Page and application data records:
►
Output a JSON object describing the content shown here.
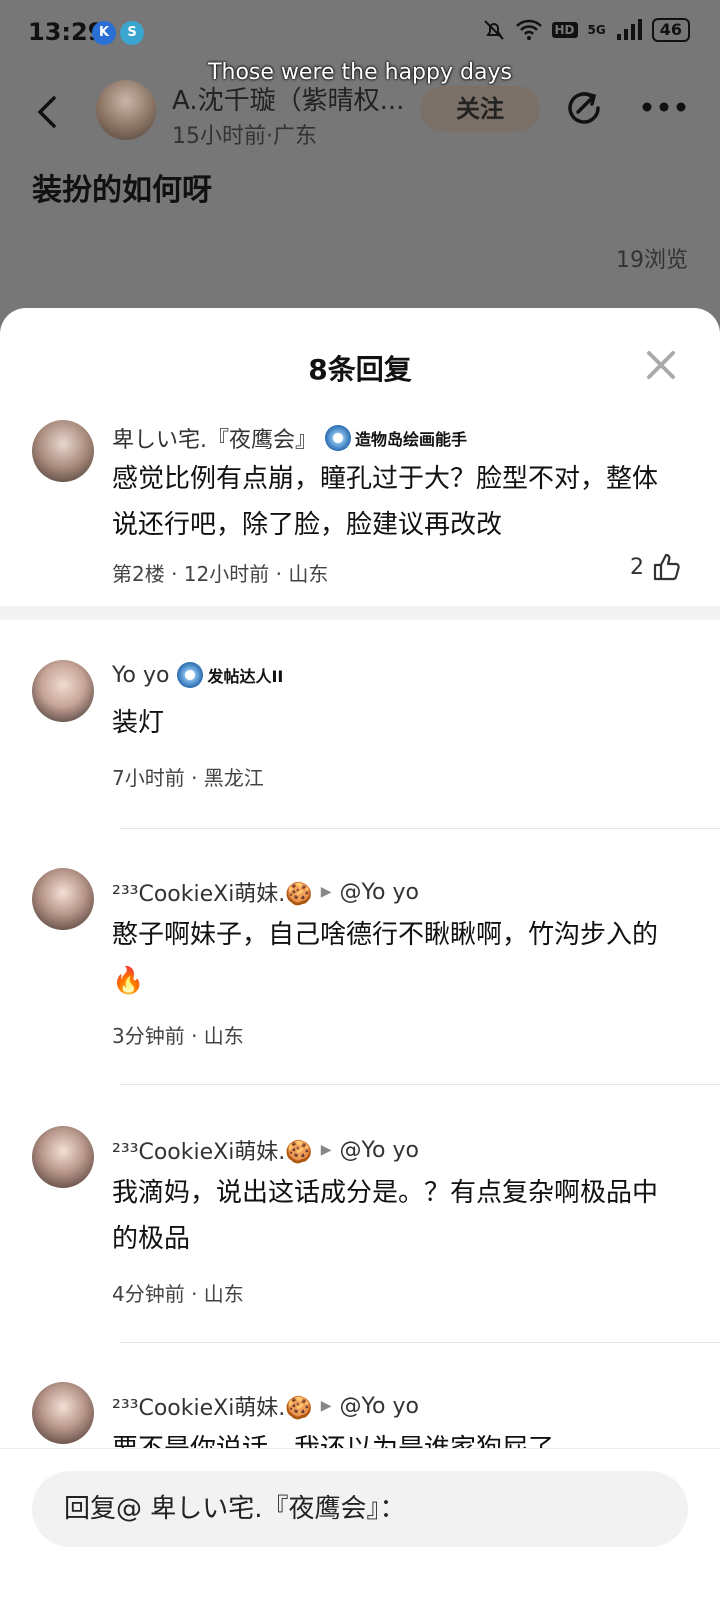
{
  "status_bar": {
    "time": "13:29",
    "app_icons": [
      "K",
      "S"
    ],
    "network": "5G",
    "hd": "HD",
    "battery": "46"
  },
  "watermark": "Those were the happy days",
  "post": {
    "author_name": "A.沈千璇（紫晴权...",
    "author_meta": "15小时前·广东",
    "follow_label": "关注",
    "title": "装扮的如何呀",
    "views": "19浏览"
  },
  "sheet": {
    "title": "8条回复",
    "main_comment": {
      "name": "卑しい宅.『夜鹰会』",
      "badge": "造物岛绘画能手",
      "text": "感觉比例有点崩，瞳孔过于大？脸型不对，整体说还行吧，除了脸，脸建议再改改",
      "meta": "第2楼 · 12小时前 · 山东",
      "likes": "2"
    },
    "replies": [
      {
        "name": "Yo yo",
        "badge": "发帖达人II",
        "text": "装灯",
        "meta": "7小时前 · 黑龙江"
      },
      {
        "name": "²³³CookieXi萌妹.🍪",
        "reply_to": "@Yo yo",
        "text": "憨子啊妹子，自己啥德行不瞅瞅啊，竹沟步入的🔥",
        "meta": "3分钟前 · 山东"
      },
      {
        "name": "²³³CookieXi萌妹.🍪",
        "reply_to": "@Yo yo",
        "text": "我滴妈，说出这话成分是。？有点复杂啊极品中的极品",
        "meta": "4分钟前 · 山东"
      },
      {
        "name": "²³³CookieXi萌妹.🍪",
        "reply_to": "@Yo yo",
        "text": "要不是你说话，我还以为是谁家狗屁了",
        "meta": ""
      }
    ],
    "reply_placeholder": "回复@ 卑しい宅.『夜鹰会』："
  }
}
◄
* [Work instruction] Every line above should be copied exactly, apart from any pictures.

* [Expected output]
Output a JSON object describing the content shown here.
{
  "status_bar": {
    "time": "13:29",
    "app_icons": [
      "K",
      "S"
    ],
    "network": "5G",
    "hd": "HD",
    "battery": "46"
  },
  "watermark": "Those were the happy days",
  "post": {
    "author_name": "A.沈千璇（紫晴权...",
    "author_meta": "15小时前·广东",
    "follow_label": "关注",
    "title": "装扮的如何呀",
    "views": "19浏览"
  },
  "sheet": {
    "title": "8条回复",
    "main_comment": {
      "name": "卑しい宅.『夜鹰会』",
      "badge": "造物岛绘画能手",
      "text": "感觉比例有点崩，瞳孔过于大？脸型不对，整体说还行吧，除了脸，脸建议再改改",
      "meta": "第2楼 · 12小时前 · 山东",
      "likes": "2"
    },
    "replies": [
      {
        "name": "Yo yo",
        "badge": "发帖达人II",
        "text": "装灯",
        "meta": "7小时前 · 黑龙江"
      },
      {
        "name": "²³³CookieXi萌妹.🍪",
        "reply_to": "@Yo yo",
        "text": "憨子啊妹子，自己啥德行不瞅瞅啊，竹沟步入的🔥",
        "meta": "3分钟前 · 山东"
      },
      {
        "name": "²³³CookieXi萌妹.🍪",
        "reply_to": "@Yo yo",
        "text": "我滴妈，说出这话成分是。？有点复杂啊极品中的极品",
        "meta": "4分钟前 · 山东"
      },
      {
        "name": "²³³CookieXi萌妹.🍪",
        "reply_to": "@Yo yo",
        "text": "要不是你说话，我还以为是谁家狗屁了",
        "meta": ""
      }
    ],
    "reply_placeholder": "回复@ 卑しい宅.『夜鹰会』："
  }
}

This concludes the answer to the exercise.